* **What to work on**:
Here are some entries. Repeat all of them exactly.

* **Stored items from a collection**:
_ _ _ _ _ _ _
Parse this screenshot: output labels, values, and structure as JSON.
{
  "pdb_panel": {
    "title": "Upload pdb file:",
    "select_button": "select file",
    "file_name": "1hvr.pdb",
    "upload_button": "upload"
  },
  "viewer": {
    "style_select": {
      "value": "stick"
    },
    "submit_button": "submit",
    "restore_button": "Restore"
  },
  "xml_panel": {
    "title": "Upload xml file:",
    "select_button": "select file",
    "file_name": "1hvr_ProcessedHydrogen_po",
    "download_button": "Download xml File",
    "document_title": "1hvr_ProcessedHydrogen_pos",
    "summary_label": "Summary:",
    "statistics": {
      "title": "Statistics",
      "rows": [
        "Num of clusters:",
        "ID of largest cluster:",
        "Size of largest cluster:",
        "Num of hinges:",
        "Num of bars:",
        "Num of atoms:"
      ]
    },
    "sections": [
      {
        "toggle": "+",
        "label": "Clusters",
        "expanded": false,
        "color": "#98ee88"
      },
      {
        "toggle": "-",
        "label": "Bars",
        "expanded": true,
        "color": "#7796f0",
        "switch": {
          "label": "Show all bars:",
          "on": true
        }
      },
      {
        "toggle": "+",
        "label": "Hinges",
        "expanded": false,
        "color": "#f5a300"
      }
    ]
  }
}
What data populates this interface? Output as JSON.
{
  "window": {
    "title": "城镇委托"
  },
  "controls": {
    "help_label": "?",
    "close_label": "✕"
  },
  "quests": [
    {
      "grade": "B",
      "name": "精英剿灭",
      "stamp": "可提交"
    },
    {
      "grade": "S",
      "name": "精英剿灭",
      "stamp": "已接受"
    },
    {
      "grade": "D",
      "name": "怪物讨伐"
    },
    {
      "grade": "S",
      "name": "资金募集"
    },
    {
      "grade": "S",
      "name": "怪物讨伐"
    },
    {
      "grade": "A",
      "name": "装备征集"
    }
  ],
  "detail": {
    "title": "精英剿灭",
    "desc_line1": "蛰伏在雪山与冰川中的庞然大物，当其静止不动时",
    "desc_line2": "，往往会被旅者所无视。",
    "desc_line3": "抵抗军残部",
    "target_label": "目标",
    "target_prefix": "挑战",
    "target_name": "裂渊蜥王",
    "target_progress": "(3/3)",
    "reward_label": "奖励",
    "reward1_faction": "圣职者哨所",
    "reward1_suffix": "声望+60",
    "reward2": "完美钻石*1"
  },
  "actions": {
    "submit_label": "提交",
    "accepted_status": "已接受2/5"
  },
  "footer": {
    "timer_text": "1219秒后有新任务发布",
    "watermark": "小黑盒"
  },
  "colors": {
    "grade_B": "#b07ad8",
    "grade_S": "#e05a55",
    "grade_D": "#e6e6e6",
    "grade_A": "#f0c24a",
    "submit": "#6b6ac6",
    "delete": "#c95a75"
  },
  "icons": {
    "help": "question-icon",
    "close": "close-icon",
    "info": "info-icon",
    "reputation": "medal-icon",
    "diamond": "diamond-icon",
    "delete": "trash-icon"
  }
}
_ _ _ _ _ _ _
* **Answer box**:
Parse this screenshot: output labels, values, and structure as JSON.
{
  "pdb_panel": {
    "title": "Upload pdb file:",
    "select_button": "select file",
    "file_name": "1hvr.pdb",
    "upload_button": "upload"
  },
  "viewer": {
    "style_select": {
      "value": "stick"
    },
    "submit_button": "submit",
    "restore_button": "Restore"
  },
  "xml_panel": {
    "title": "Upload xml file:",
    "select_button": "select file",
    "file_name": "1hvr_ProcessedHydrogen_po",
    "download_button": "Download xml File",
    "document_title": "1hvr_ProcessedHydrogen_pos",
    "summary_label": "Summary:",
    "statistics": {
      "title": "Statistics",
      "rows": [
        "Num of clusters:",
        "ID of largest cluster:",
        "Size of largest cluster:",
        "Num of hinges:",
        "Num of bars:",
        "Num of atoms:"
      ]
    },
    "sections": [
      {
        "toggle": "+",
        "label": "Clusters",
        "expanded": false,
        "color": "#98ee88"
      },
      {
        "toggle": "-",
        "label": "Bars",
        "expanded": true,
        "color": "#7796f0",
        "switch": {
          "label": "Show all bars:",
          "on": true
        }
      },
      {
        "toggle": "+",
        "label": "Hinges",
        "expanded": false,
        "color": "#f5a300"
      }
    ]
  }
}
What data populates this interface? Output as JSON.
{
  "window": {
    "title": "城镇委托"
  },
  "controls": {
    "help_label": "?",
    "close_label": "✕"
  },
  "quests": [
    {
      "grade": "B",
      "name": "精英剿灭",
      "stamp": "可提交"
    },
    {
      "grade": "S",
      "name": "精英剿灭",
      "stamp": "已接受"
    },
    {
      "grade": "D",
      "name": "怪物讨伐"
    },
    {
      "grade": "S",
      "name": "资金募集"
    },
    {
      "grade": "S",
      "name": "怪物讨伐"
    },
    {
      "grade": "A",
      "name": "装备征集"
    }
  ],
  "detail": {
    "title": "精英剿灭",
    "desc_line1": "蛰伏在雪山与冰川中的庞然大物，当其静止不动时",
    "desc_line2": "，往往会被旅者所无视。",
    "desc_line3": "抵抗军残部",
    "target_label": "目标",
    "target_prefix": "挑战",
    "target_name": "裂渊蜥王",
    "target_progress": "(3/3)",
    "reward_label": "奖励",
    "reward1_faction": "圣职者哨所",
    "reward1_suffix": "声望+60",
    "reward2": "完美钻石*1"
  },
  "actions": {
    "submit_label": "提交",
    "accepted_status": "已接受2/5"
  },
  "footer": {
    "timer_text": "1219秒后有新任务发布",
    "watermark": "小黑盒"
  },
  "colors": {
    "grade_B": "#b07ad8",
    "grade_S": "#e05a55",
    "grade_D": "#e6e6e6",
    "grade_A": "#f0c24a",
    "submit": "#6b6ac6",
    "delete": "#c95a75"
  },
  "icons": {
    "help": "question-icon",
    "close": "close-icon",
    "info": "info-icon",
    "reputation": "medal-icon",
    "diamond": "diamond-icon",
    "delete": "trash-icon"
  }
}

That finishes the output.